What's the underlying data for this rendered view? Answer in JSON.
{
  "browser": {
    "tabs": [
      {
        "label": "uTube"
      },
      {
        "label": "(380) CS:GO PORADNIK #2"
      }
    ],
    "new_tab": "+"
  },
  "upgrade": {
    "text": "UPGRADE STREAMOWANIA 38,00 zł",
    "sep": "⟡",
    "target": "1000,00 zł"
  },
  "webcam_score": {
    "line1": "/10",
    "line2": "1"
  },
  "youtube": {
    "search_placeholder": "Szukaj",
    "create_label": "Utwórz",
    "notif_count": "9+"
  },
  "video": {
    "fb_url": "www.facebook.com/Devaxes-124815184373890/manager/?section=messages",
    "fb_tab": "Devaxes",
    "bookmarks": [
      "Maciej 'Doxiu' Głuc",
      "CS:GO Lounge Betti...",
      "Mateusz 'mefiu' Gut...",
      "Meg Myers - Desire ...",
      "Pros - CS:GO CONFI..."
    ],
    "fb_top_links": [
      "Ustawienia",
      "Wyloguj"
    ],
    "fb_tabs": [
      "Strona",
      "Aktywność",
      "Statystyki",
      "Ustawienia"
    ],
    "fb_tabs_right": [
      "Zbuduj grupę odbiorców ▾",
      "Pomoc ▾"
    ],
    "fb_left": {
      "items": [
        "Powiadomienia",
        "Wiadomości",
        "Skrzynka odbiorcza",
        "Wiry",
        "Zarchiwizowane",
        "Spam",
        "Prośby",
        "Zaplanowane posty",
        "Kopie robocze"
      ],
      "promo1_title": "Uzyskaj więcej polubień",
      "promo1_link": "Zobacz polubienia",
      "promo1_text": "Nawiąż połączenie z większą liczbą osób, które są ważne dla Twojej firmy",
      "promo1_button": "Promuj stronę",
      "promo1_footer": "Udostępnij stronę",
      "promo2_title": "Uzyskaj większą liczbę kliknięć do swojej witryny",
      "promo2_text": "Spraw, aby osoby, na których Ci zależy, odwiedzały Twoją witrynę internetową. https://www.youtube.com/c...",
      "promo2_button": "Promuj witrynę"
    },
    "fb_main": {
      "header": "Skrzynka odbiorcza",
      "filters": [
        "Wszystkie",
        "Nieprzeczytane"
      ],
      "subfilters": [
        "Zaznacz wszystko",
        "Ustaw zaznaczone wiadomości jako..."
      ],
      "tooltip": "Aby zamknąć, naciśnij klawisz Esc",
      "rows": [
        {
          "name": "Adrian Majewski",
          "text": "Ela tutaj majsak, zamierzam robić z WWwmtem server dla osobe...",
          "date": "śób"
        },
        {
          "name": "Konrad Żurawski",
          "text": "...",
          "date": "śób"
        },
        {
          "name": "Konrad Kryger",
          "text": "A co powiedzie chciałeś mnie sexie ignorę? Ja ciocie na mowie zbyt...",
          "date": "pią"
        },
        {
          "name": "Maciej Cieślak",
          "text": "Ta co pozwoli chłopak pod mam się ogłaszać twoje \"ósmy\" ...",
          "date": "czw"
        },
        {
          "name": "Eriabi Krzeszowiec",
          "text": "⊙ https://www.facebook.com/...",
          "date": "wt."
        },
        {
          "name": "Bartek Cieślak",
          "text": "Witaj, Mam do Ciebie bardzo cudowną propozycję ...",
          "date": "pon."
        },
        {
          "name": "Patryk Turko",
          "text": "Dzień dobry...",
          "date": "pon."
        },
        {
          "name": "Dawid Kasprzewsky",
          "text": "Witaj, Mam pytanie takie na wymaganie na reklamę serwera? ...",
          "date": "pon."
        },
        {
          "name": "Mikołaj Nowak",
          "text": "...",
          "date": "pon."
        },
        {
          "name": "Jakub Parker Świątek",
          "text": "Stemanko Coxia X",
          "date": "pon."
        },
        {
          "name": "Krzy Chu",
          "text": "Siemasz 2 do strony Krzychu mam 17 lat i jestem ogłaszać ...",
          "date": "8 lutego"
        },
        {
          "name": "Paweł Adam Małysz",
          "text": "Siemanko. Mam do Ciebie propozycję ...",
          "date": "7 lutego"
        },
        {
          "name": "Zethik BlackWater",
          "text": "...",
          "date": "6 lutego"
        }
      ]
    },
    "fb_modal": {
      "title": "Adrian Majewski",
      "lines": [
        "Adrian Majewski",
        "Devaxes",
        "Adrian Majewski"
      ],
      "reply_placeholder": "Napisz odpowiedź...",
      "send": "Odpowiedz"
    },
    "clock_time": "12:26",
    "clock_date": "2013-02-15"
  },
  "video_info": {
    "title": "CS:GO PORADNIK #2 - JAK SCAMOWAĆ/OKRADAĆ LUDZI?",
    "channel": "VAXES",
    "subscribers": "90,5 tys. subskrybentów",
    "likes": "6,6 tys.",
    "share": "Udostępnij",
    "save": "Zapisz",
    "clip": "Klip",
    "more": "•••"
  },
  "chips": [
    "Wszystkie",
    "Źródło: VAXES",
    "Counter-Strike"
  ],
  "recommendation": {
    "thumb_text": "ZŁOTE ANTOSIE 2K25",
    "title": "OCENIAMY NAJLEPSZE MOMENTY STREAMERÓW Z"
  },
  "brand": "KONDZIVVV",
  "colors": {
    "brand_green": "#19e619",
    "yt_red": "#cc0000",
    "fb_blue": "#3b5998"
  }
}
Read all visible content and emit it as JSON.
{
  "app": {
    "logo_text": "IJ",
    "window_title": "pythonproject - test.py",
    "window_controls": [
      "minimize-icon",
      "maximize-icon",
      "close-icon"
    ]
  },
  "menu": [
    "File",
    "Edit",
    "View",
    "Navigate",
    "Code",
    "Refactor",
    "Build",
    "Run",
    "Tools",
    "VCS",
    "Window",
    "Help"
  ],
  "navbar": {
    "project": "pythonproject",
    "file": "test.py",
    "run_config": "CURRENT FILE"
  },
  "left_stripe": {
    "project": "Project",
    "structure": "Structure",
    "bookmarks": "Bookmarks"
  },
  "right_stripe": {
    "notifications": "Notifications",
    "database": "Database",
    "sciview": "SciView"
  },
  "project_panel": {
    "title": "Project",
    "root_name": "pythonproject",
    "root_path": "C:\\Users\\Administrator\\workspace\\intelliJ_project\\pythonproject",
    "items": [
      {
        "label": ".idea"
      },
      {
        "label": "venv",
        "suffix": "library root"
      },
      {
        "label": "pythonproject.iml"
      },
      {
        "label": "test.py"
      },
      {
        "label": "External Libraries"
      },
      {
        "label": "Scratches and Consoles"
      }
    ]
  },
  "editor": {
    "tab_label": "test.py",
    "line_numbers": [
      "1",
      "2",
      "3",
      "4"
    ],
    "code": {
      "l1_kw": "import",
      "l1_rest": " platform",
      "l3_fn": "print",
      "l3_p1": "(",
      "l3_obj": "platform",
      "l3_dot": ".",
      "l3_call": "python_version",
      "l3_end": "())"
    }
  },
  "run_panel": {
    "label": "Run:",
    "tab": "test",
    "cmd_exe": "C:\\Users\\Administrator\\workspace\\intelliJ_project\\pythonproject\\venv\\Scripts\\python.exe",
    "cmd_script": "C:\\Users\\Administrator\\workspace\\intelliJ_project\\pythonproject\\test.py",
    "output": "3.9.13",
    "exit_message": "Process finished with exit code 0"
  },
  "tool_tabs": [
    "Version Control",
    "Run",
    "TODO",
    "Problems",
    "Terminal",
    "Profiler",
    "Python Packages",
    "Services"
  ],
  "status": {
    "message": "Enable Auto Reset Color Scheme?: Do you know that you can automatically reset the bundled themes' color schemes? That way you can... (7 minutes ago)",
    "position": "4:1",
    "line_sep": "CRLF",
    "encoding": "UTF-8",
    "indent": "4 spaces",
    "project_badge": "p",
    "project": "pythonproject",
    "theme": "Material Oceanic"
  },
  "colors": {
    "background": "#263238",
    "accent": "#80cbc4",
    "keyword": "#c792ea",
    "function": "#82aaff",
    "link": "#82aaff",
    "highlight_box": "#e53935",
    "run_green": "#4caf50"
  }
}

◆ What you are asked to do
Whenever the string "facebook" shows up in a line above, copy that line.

◆ Your solution
    "fb_url": "www.facebook.com/Devaxes-124815184373890/manager/?section=messages",
          "text": "⊙ https://www.facebook.com/...",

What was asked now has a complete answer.